Lockport Union-Sun & Journal — There are still some things to figure out when it comes to the traffic congestion at Roy B. Kelley Elementary on East High Street, even after an informational meeting Wednesday.
However, of the few sure things that arose out of that meeting was that the conversation would continue, especially concerning the Lockport City School District’s interest in nearby Joseph E. Kibler Park.
The 19-acre park is located between Elmwood Avenue and East High Street, property which borders a number of homes and Roy B. Kelley Elementary School. The district wants to obtain the park to put in an access road that runs from the school to Elmwood Avenue in the north, to allow a exit route for parents dropping off students.
The reason for the district’s interest in the park, officials said, to alleviate the traffic congestion at Kelley, which is expected to worsen when Lockport closes Washington Hunt Elementary in June. The majority of students, between 125 and 150, will go to Kelley next fall. No major increase is expected in busing, however.
Of the residents who attended Wednesday, many live around the park or border it.
“This is very preliminary,” said Superintendent Michelle T. Bradley. “We’ll continue this process and discover a solution to this problem.”
Mayor Michael W. Tucker said last month the city would not turn over the park if residents had an issue with it. That statement was echoed by school officials Wednesday.
“We want to be neighbor friendly,” Bradley said.
Those neighbors raised a number of issues, particularly about safety.
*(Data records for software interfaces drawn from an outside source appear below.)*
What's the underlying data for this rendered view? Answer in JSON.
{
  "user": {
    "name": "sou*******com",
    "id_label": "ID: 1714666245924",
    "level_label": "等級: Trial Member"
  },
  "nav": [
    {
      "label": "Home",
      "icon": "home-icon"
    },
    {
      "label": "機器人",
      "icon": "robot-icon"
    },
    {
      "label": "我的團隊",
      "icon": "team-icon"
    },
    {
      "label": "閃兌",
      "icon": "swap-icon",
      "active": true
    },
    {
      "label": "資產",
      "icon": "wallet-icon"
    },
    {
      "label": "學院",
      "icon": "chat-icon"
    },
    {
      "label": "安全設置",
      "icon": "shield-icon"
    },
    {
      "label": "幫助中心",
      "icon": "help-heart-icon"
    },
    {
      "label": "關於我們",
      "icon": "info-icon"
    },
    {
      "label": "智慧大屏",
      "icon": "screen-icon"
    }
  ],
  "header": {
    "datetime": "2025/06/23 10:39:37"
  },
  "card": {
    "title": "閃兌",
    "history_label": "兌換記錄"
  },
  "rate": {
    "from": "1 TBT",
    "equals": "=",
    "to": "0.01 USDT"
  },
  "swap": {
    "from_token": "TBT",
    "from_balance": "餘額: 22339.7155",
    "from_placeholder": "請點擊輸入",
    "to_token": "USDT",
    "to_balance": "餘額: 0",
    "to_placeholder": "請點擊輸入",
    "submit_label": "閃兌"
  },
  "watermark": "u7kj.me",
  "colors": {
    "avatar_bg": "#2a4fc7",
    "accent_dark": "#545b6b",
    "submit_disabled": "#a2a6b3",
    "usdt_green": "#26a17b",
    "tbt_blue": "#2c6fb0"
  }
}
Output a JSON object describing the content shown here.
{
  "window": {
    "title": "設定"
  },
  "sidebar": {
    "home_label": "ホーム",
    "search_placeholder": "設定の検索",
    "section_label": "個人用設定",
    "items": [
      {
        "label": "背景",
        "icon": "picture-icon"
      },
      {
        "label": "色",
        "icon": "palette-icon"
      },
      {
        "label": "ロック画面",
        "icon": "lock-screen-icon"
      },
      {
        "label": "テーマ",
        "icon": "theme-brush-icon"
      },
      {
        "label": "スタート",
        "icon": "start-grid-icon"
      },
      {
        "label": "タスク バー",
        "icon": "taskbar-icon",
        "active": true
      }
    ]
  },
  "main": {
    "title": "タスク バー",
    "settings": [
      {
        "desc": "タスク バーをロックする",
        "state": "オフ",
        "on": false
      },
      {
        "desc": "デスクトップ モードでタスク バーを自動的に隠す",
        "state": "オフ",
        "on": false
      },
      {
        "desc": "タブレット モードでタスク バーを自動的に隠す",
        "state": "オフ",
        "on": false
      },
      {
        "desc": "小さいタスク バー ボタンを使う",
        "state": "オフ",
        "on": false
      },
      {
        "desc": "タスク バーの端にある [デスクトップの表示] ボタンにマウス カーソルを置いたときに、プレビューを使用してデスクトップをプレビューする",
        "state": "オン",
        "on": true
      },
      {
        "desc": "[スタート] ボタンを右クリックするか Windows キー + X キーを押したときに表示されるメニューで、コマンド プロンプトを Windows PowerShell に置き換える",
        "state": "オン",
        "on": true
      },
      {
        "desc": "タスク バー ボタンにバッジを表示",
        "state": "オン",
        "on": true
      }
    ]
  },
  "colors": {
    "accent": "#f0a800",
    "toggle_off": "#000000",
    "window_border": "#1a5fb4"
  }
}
Putting a road in will only worsen what goes on now, homeowners suggested.
Some are driving on the grass now, resident Ray Waters said. They could just drive around any gate.
“They drive on the lawn now, we watch them at night,” he said.
Lydia Jones said the proposed road could become a speedway. Board of Education President John Linderman said the district is aware of the speed issues.
“That’s why we wanted a meeting to hear concerns,” Linderman said. “We don’t want a speedway.”
Allan Jack, a former school board member, said the road was an excellent way to deal with the congestion. But he was concerned about the misuse of the road as well.
“People are going to abuse it,” he said.
For any municipality to turn over property, the move must be approved by the state legislature. The land would also have to be used for recreational purposes only. Those rules include the district receiving a right-of-way or any variance needed to just put the road in, if the district just wanted to that and not take on the entire property, which Jones suggested.
Such a move is possible and could be looked at, Tucker said.
But “the district doesn’t need the property,” said Mike Campbell.
Paul Meosky, the district’s enivronmental attorney from Hodgson Russ, said it would probably be in the district’s best interest to have the entire park instead of just the road. There are maintenance and security benefits, he said.
Trustee Thomas Fiegl, who also chairs the district facilities committee, said the playground and the park would be accessible to the public, even during school hours. The proposed road through the park would likely have a gate and be used only for parents leaving the school, officials said. Buses and trucks would not use the road.
Currently, the district uses a private security company to direct traffic and to deal with the congestion at Kelley.
Last month, Lockport Board of Education members approved an environmental impact review of the park by Fisher Associates of Buffalo. That will include a traffic study and groundwater review.
No decisions have been made, as the district will continue to look at the issue, officials said.Contact reporter Joe Olenick at 439-9222, ext. 6241.